Is it possible that something that makes food taste so great can also be good for you? The short answer is yes – seaweed has a number of health benefits, well documented and researched. Here are just a few:
It is good for digestion
Seaweed is high in fibre, and a steady seaweed intake increases the good bacteria in the gut. This has the added benefit of inhibiting the absorption of sugars and cholesterol. As reported by the Guardian (which lists 7 good reasons to eat seaweed), “scientists … have researched alginate, a substance in seaweed, and found that it can strengthen gut mucus (which protects the gut wall), slow down digestion (so you feel fuller for longer) and make food release its energy more slowly.”
It is high in nutrients
Seaweed contains a number of essential things. Canada’s Best Health magazine finds that “seaweed packs super-high amounts of calcium, higher than broccoli, and in terms of protein, it’s almost as rich as legumes. There’s also a good amount of vitamins B-12 and A”. Nutrition data note that wakame in particular is a good source of Vitamin A, Vitamin C, Vitamin E (Alpha Tocopherol), Vitamin K, Niacin, Pantothenic Acid and Phosphorus, and a very good source of Riboflavin, Folate, Calcium, Iron, Magnesium, Copper and Manganese.
It will help you lose weight healthily
For the diet conscious there is more good news. Seaweed will not make you fat – far from it. Its nutrient packed goodness comes with a low calorie intake. Nutrition data give it five stars for weight loss, confirming that it is “low in saturated fat, and very low in cholesterol”. Little wonder then that the new slim Jamie Oliver attributed his recent weight loss to seaweed, also calling it ‘the most nutritious vegetable in the world‘.
Seaweed is No. 1 for Iodine
One of seaweed’s greatest benefits is that it is an exceptional source of iodine. Iodine is essential to having a healthy thyroid, a gland which regulates hormones. If you are suffering from high cholesterol, weakness, depression or fatigue, it may be that your thyroid is unhealthy.
According to the global healing centre the natural answer is more iodine in your diet, and the top source is sea vegetables. “The ocean hosts the largest storehouse of iodine foods, including Kelp, Arame, Hiziki, Kombu, and Wakame. Kelp has the highest amount of iodine of any food on the planet and just one serving offers 4 times the daily minimum requirement.”

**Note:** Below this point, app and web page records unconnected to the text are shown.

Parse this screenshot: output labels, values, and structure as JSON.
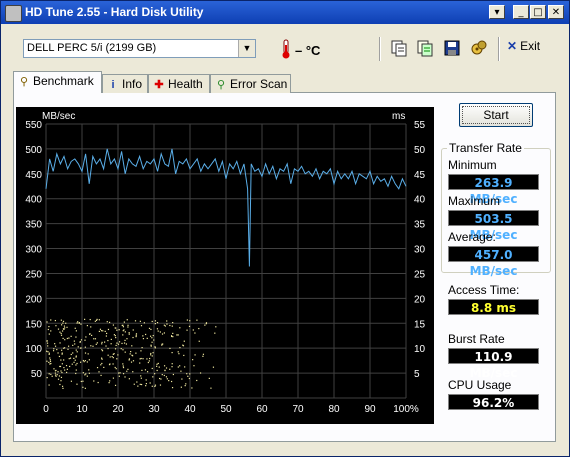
{
  "window": {
    "title": "HD Tune 2.55 - Hard Disk Utility"
  },
  "toolbar": {
    "drive": "DELL    PERC 5/i (2199 GB)",
    "temperature": "– °C",
    "exit_label": "Exit"
  },
  "tabs": [
    {
      "label": "Benchmark",
      "icon": "benchmark-icon",
      "active": true
    },
    {
      "label": "Info",
      "icon": "info-icon"
    },
    {
      "label": "Health",
      "icon": "health-icon"
    },
    {
      "label": "Error Scan",
      "icon": "error-scan-icon"
    }
  ],
  "start_label": "Start",
  "transfer_rate": {
    "title": "Transfer Rate",
    "minimum_label": "Minimum",
    "minimum": "263.9 MB/sec",
    "maximum_label": "Maximum",
    "maximum": "503.5 MB/sec",
    "average_label": "Average:",
    "average": "457.0 MB/sec"
  },
  "access_time": {
    "label": "Access Time:",
    "value": "8.8 ms"
  },
  "burst_rate": {
    "label": "Burst Rate",
    "value": "110.9 MB/sec"
  },
  "cpu_usage": {
    "label": "CPU Usage",
    "value": "96.2%"
  },
  "colors": {
    "line": "#5aaee8",
    "scatter": "#f0e8a0",
    "grid": "#404040",
    "value_blue": "#4fb0ff",
    "value_yellow": "#ffff30"
  },
  "chart_data": {
    "type": "line",
    "left_axis_unit": "MB/sec",
    "right_axis_unit": "ms",
    "left_ticks": [
      "550",
      "500",
      "450",
      "400",
      "350",
      "300",
      "250",
      "200",
      "150",
      "100",
      "50"
    ],
    "right_ticks": [
      "55",
      "50",
      "45",
      "40",
      "35",
      "30",
      "25",
      "20",
      "15",
      "10",
      "5"
    ],
    "x_ticks": [
      "0",
      "10",
      "20",
      "30",
      "40",
      "50",
      "60",
      "70",
      "80",
      "90",
      "100%"
    ],
    "xlim": [
      0,
      100
    ],
    "ylim": [
      0,
      550
    ],
    "y2lim": [
      0,
      55
    ],
    "grid": true,
    "series": [
      {
        "type": "line",
        "x": [
          0,
          1,
          2,
          3,
          4,
          5,
          6,
          7,
          8,
          9,
          10,
          11,
          12,
          13,
          14,
          15,
          16,
          17,
          18,
          19,
          20,
          21,
          22,
          23,
          24,
          25,
          26,
          27,
          28,
          29,
          30,
          31,
          32,
          33,
          34,
          35,
          36,
          37,
          38,
          39,
          40,
          41,
          42,
          43,
          44,
          45,
          46,
          47,
          48,
          49,
          50,
          51,
          52,
          53,
          54,
          55,
          56,
          56.5,
          57,
          58,
          59,
          60,
          61,
          62,
          63,
          64,
          65,
          66,
          67,
          68,
          69,
          70,
          71,
          72,
          73,
          74,
          75,
          76,
          77,
          78,
          79,
          80,
          81,
          82,
          83,
          84,
          85,
          86,
          87,
          88,
          89,
          90,
          91,
          92,
          93,
          94,
          95,
          96,
          97,
          98,
          99,
          100
        ],
        "y": [
          420,
          480,
          455,
          490,
          470,
          485,
          460,
          475,
          480,
          470,
          455,
          490,
          430,
          485,
          470,
          480,
          460,
          500,
          470,
          480,
          460,
          495,
          450,
          480,
          470,
          465,
          485,
          460,
          475,
          470,
          480,
          455,
          490,
          470,
          465,
          500,
          450,
          475,
          470,
          480,
          460,
          470,
          480,
          455,
          470,
          460,
          470,
          480,
          455,
          475,
          440,
          470,
          460,
          475,
          450,
          470,
          420,
          263.9,
          470,
          455,
          460,
          445,
          470,
          450,
          465,
          440,
          460,
          455,
          470,
          430,
          460,
          455,
          465,
          450,
          455,
          445,
          460,
          440,
          455,
          450,
          460,
          430,
          455,
          440,
          450,
          440,
          455,
          430,
          450,
          445,
          440,
          455,
          430,
          445,
          435,
          440,
          425,
          445,
          430,
          420,
          440,
          425
        ]
      },
      {
        "type": "scatter",
        "name": "access time",
        "range_ms": [
          2,
          16
        ],
        "x_range": [
          0,
          50
        ]
      }
    ]
  }
}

Umami is all about taste. We are used to the four flavours in our food: sweet, sour, salty and bitter. Well ‘Umami’ (pronounced “oo-mommy”) is the fifth taste. While the term is new to us, the Japanese have used it since the early 1900s. Umami (うま味?) is a naturally occurring flavour enhancer and can be translated as “pleasant savory taste”. It has a savoury, meaty kind of taste itself but it also magically enhances the flavour of other foods.
Scientifically, what exactly is the umami taste?
Umami can be experienced naturally in foods such as mushrooms, anchovies, and mature cheeses, as well as in foods enhanced with monosodium glutamate. The molecular formula of the crystals is C5H9NO4, the same as glutamic acid, an amino acid. Glutamate is one of the most abundant excitatory neurotransmitters in the brain, playing a crucial role in memory and learning.
What is it’s connection with seaweed?
As the Smithsonian Institute explains, in 1908, over a bowl of seaweed soup, Japanese scientist Kikunae Ikeda asked a question that would change the food industry forever: what gave dashi, a ubiquitous Japanese soup base, its meaty flavor? Dashi, a fermented base made from boiled seaweed and dried fish, was widely used by chefs to add extra oomph to meals–pairing well with other savory, but meatless foods like vegetables and soy. Ikeda was able to isolate the main substance of dashi–the seaweed Laminaria japonica.
Ikeda then took the seaweed and ran it through a series of chemical processes to produce crystals. When he tasted the crystals, he recognized the distinct savory taste that dashi lent to other foods. He called that taste umami, from the Japanese umai (delicious.) The fifth taste was born!
Tasty and healthy
This taste is not as simple as making something taste more salty (salt alone can do that). Rather, the umami taste is one of richness, fullness and complexity. Simply put, it just makes the food taste more delicious. Many studies have linked umami to good health, and when made from seaweed it also benefits from seaweed’s rich iodine content. Iodine contributes to a healthy brain, nervous system, skin, thyroid, metabolism and is great for growing children. Using umami also increases an appetite for healthy foods while reducing our dependence on harmful levels of salt.
How can I get that umami taste?
The Laughing Oyster Seafood Seasoning can literally be sprinkled onto and into most sweet or savoury food to bring out the wonderful umami depth to your dishes. In three delicious flavours it is your healthy, flavour enhancing friend at the table.